**Try it:** The data must be returned in full and exactly as given.

**Record set:**

┄┄┄┄┄┄┄┄┄┄

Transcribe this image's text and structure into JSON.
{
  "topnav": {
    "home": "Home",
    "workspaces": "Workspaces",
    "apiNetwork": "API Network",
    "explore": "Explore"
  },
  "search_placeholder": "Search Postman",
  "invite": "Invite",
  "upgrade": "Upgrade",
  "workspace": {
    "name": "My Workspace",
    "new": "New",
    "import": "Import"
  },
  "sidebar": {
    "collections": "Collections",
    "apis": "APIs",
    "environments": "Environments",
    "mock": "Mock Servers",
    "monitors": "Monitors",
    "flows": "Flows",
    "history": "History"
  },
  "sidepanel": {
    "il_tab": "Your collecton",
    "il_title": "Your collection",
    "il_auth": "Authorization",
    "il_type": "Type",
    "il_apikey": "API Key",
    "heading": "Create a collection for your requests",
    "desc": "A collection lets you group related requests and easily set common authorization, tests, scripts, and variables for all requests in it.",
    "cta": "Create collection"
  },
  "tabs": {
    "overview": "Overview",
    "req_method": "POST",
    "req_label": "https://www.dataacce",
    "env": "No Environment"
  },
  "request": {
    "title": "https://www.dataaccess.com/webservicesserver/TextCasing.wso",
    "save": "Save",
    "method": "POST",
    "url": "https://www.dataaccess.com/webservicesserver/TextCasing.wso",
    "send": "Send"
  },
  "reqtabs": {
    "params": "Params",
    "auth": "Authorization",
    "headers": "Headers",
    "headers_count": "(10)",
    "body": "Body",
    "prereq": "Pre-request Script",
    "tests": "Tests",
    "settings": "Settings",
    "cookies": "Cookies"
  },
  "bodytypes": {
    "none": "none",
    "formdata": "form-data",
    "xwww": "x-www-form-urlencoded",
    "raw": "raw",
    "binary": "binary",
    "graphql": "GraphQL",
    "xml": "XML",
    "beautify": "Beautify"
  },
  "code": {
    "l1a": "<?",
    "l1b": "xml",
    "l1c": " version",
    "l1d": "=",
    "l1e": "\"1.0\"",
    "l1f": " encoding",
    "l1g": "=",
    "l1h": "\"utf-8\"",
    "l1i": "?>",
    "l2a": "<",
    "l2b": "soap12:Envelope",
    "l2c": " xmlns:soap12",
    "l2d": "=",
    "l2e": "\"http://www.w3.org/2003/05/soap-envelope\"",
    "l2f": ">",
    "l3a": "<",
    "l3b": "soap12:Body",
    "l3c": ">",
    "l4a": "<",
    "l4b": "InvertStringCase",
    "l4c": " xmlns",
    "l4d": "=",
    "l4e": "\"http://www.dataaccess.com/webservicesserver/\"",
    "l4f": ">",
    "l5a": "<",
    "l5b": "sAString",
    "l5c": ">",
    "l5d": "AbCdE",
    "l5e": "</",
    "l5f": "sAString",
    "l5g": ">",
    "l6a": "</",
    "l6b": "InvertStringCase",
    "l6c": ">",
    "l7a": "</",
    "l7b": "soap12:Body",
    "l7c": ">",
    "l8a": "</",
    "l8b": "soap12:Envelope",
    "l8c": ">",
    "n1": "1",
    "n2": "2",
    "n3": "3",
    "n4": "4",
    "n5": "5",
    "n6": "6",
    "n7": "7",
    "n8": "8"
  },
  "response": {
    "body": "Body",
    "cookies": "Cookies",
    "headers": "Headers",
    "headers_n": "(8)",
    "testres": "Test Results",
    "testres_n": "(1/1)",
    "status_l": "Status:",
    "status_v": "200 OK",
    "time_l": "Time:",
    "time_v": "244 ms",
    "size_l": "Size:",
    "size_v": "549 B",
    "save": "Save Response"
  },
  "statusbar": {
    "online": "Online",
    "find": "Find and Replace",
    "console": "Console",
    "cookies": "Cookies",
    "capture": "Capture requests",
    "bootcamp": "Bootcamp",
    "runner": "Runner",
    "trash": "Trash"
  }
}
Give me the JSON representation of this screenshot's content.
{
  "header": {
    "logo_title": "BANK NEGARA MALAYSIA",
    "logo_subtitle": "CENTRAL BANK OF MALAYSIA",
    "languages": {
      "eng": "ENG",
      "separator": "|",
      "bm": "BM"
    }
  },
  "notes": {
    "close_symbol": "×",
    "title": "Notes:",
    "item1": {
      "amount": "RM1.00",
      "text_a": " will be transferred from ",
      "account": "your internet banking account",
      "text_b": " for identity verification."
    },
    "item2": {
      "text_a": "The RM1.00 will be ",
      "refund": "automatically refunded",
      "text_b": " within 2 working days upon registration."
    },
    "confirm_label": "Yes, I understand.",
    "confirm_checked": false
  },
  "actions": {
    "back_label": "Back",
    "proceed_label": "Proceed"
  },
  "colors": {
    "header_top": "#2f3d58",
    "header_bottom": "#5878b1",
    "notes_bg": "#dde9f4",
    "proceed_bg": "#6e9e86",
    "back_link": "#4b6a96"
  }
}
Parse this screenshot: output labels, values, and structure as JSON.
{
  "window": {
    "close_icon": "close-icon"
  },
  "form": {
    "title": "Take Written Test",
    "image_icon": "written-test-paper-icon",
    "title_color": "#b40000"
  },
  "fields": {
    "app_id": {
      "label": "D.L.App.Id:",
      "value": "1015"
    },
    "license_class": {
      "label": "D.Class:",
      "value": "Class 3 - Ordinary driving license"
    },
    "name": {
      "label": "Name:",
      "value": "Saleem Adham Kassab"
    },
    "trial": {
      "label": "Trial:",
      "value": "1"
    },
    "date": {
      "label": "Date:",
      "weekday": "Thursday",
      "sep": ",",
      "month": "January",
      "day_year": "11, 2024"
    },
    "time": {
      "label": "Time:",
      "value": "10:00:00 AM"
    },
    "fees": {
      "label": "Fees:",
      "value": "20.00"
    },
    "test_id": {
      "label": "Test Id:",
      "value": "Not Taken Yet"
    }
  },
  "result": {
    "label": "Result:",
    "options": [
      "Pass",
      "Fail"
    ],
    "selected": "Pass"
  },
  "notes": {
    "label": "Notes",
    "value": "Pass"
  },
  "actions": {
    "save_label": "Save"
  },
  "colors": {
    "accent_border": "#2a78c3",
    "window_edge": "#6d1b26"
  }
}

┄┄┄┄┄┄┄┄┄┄

**Result of this task:**
Transcribe this image's text and structure into JSON.
{
  "topnav": {
    "home": "Home",
    "workspaces": "Workspaces",
    "apiNetwork": "API Network",
    "explore": "Explore"
  },
  "search_placeholder": "Search Postman",
  "invite": "Invite",
  "upgrade": "Upgrade",
  "workspace": {
    "name": "My Workspace",
    "new": "New",
    "import": "Import"
  },
  "sidebar": {
    "collections": "Collections",
    "apis": "APIs",
    "environments": "Environments",
    "mock": "Mock Servers",
    "monitors": "Monitors",
    "flows": "Flows",
    "history": "History"
  },
  "sidepanel": {
    "il_tab": "Your collecton",
    "il_title": "Your collection",
    "il_auth": "Authorization",
    "il_type": "Type",
    "il_apikey": "API Key",
    "heading": "Create a collection for your requests",
    "desc": "A collection lets you group related requests and easily set common authorization, tests, scripts, and variables for all requests in it.",
    "cta": "Create collection"
  },
  "tabs": {
    "overview": "Overview",
    "req_method": "POST",
    "req_label": "https://www.dataacce",
    "env": "No Environment"
  },
  "request": {
    "title": "https://www.dataaccess.com/webservicesserver/TextCasing.wso",
    "save": "Save",
    "method": "POST",
    "url": "https://www.dataaccess.com/webservicesserver/TextCasing.wso",
    "send": "Send"
  },
  "reqtabs": {
    "params": "Params",
    "auth": "Authorization",
    "headers": "Headers",
    "headers_count": "(10)",
    "body": "Body",
    "prereq": "Pre-request Script",
    "tests": "Tests",
    "settings": "Settings",
    "cookies": "Cookies"
  },
  "bodytypes": {
    "none": "none",
    "formdata": "form-data",
    "xwww": "x-www-form-urlencoded",
    "raw": "raw",
    "binary": "binary",
    "graphql": "GraphQL",
    "xml": "XML",
    "beautify": "Beautify"
  },
  "code": {
    "l1a": "<?",
    "l1b": "xml",
    "l1c": " version",
    "l1d": "=",
    "l1e": "\"1.0\"",
    "l1f": " encoding",
    "l1g": "=",
    "l1h": "\"utf-8\"",
    "l1i": "?>",
    "l2a": "<",
    "l2b": "soap12:Envelope",
    "l2c": " xmlns:soap12",
    "l2d": "=",
    "l2e": "\"http://www.w3.org/2003/05/soap-envelope\"",
    "l2f": ">",
    "l3a": "<",
    "l3b": "soap12:Body",
    "l3c": ">",
    "l4a": "<",
    "l4b": "InvertStringCase",
    "l4c": " xmlns",
    "l4d": "=",
    "l4e": "\"http://www.dataaccess.com/webservicesserver/\"",
    "l4f": ">",
    "l5a": "<",
    "l5b": "sAString",
    "l5c": ">",
    "l5d": "AbCdE",
    "l5e": "</",
    "l5f": "sAString",
    "l5g": ">",
    "l6a": "</",
    "l6b": "InvertStringCase",
    "l6c": ">",
    "l7a": "</",
    "l7b": "soap12:Body",
    "l7c": ">",
    "l8a": "</",
    "l8b": "soap12:Envelope",
    "l8c": ">",
    "n1": "1",
    "n2": "2",
    "n3": "3",
    "n4": "4",
    "n5": "5",
    "n6": "6",
    "n7": "7",
    "n8": "8"
  },
  "response": {
    "body": "Body",
    "cookies": "Cookies",
    "headers": "Headers",
    "headers_n": "(8)",
    "testres": "Test Results",
    "testres_n": "(1/1)",
    "status_l": "Status:",
    "status_v": "200 OK",
    "time_l": "Time:",
    "time_v": "244 ms",
    "size_l": "Size:",
    "size_v": "549 B",
    "save": "Save Response"
  },
  "statusbar": {
    "online": "Online",
    "find": "Find and Replace",
    "console": "Console",
    "cookies": "Cookies",
    "capture": "Capture requests",
    "bootcamp": "Bootcamp",
    "runner": "Runner",
    "trash": "Trash"
  }
}
Give me the JSON representation of this screenshot's content.
{
  "header": {
    "logo_title": "BANK NEGARA MALAYSIA",
    "logo_subtitle": "CENTRAL BANK OF MALAYSIA",
    "languages": {
      "eng": "ENG",
      "separator": "|",
      "bm": "BM"
    }
  },
  "notes": {
    "close_symbol": "×",
    "title": "Notes:",
    "item1": {
      "amount": "RM1.00",
      "text_a": " will be transferred from ",
      "account": "your internet banking account",
      "text_b": " for identity verification."
    },
    "item2": {
      "text_a": "The RM1.00 will be ",
      "refund": "automatically refunded",
      "text_b": " within 2 working days upon registration."
    },
    "confirm_label": "Yes, I understand.",
    "confirm_checked": false
  },
  "actions": {
    "back_label": "Back",
    "proceed_label": "Proceed"
  },
  "colors": {
    "header_top": "#2f3d58",
    "header_bottom": "#5878b1",
    "notes_bg": "#dde9f4",
    "proceed_bg": "#6e9e86",
    "back_link": "#4b6a96"
  }
}
Parse this screenshot: output labels, values, and structure as JSON.
{
  "window": {
    "close_icon": "close-icon"
  },
  "form": {
    "title": "Take Written Test",
    "image_icon": "written-test-paper-icon",
    "title_color": "#b40000"
  },
  "fields": {
    "app_id": {
      "label": "D.L.App.Id:",
      "value": "1015"
    },
    "license_class": {
      "label": "D.Class:",
      "value": "Class 3 - Ordinary driving license"
    },
    "name": {
      "label": "Name:",
      "value": "Saleem Adham Kassab"
    },
    "trial": {
      "label": "Trial:",
      "value": "1"
    },
    "date": {
      "label": "Date:",
      "weekday": "Thursday",
      "sep": ",",
      "month": "January",
      "day_year": "11, 2024"
    },
    "time": {
      "label": "Time:",
      "value": "10:00:00 AM"
    },
    "fees": {
      "label": "Fees:",
      "value": "20.00"
    },
    "test_id": {
      "label": "Test Id:",
      "value": "Not Taken Yet"
    }
  },
  "result": {
    "label": "Result:",
    "options": [
      "Pass",
      "Fail"
    ],
    "selected": "Pass"
  },
  "notes": {
    "label": "Notes",
    "value": "Pass"
  },
  "actions": {
    "save_label": "Save"
  },
  "colors": {
    "accent_border": "#2a78c3",
    "window_edge": "#6d1b26"
  }
}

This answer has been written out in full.